Start of The records
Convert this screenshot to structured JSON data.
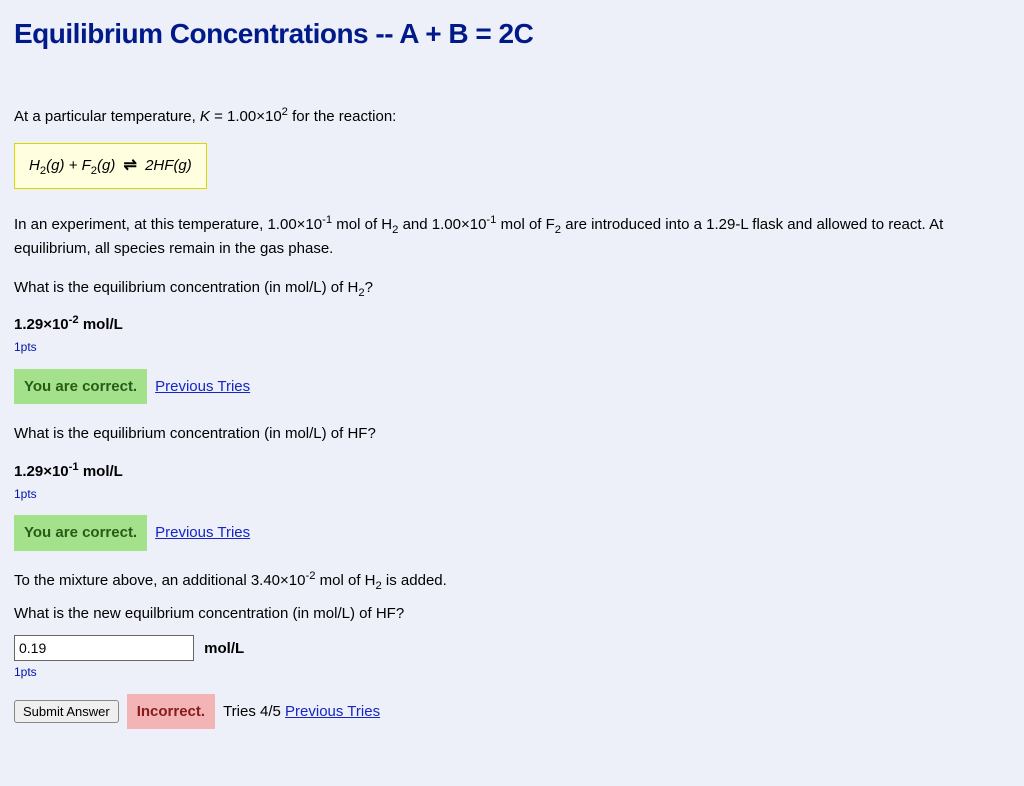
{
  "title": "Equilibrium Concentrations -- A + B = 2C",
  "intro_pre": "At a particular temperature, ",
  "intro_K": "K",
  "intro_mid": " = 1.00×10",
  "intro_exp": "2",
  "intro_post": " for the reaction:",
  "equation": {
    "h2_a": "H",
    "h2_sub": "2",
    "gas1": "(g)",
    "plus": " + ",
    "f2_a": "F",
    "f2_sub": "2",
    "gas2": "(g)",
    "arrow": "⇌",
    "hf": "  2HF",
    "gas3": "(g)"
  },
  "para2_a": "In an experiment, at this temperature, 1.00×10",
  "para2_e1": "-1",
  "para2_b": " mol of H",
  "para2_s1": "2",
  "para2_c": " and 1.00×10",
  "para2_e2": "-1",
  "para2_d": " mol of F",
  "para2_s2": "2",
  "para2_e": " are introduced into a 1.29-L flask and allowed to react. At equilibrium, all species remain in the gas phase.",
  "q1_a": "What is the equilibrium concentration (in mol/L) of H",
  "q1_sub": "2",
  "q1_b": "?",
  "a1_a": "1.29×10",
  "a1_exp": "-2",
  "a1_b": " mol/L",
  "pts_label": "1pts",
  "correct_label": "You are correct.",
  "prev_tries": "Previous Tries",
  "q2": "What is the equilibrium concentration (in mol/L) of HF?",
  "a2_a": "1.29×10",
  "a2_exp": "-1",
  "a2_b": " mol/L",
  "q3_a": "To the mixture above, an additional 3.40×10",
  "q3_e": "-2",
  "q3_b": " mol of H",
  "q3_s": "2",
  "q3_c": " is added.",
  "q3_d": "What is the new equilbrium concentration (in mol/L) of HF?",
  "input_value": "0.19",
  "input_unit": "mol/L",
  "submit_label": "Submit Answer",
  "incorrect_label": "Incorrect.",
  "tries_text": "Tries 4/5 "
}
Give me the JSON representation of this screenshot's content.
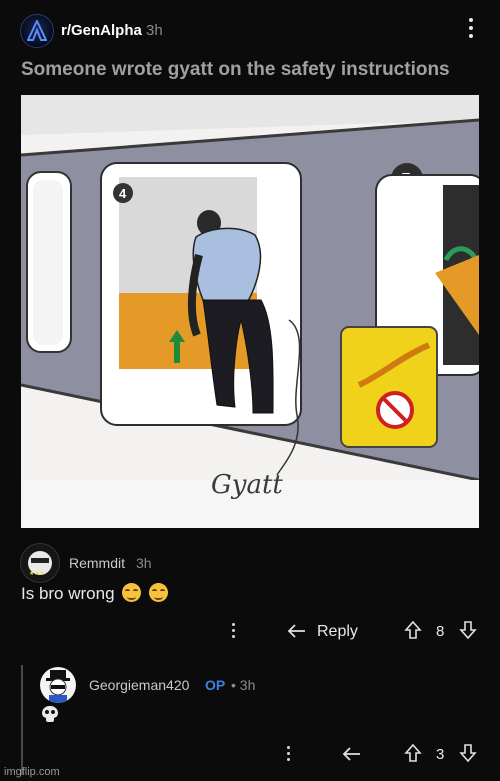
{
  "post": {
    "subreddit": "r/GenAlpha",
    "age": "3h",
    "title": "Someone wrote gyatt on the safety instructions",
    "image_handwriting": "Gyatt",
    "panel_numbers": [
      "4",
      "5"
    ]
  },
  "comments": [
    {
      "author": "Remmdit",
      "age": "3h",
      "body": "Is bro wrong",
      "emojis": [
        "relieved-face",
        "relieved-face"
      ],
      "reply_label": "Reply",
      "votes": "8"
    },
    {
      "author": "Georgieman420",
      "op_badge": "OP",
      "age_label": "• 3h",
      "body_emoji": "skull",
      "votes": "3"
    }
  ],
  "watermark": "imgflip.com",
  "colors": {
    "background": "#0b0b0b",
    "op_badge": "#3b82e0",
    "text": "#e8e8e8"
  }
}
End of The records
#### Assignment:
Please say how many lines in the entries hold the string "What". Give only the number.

#### Task answer:
3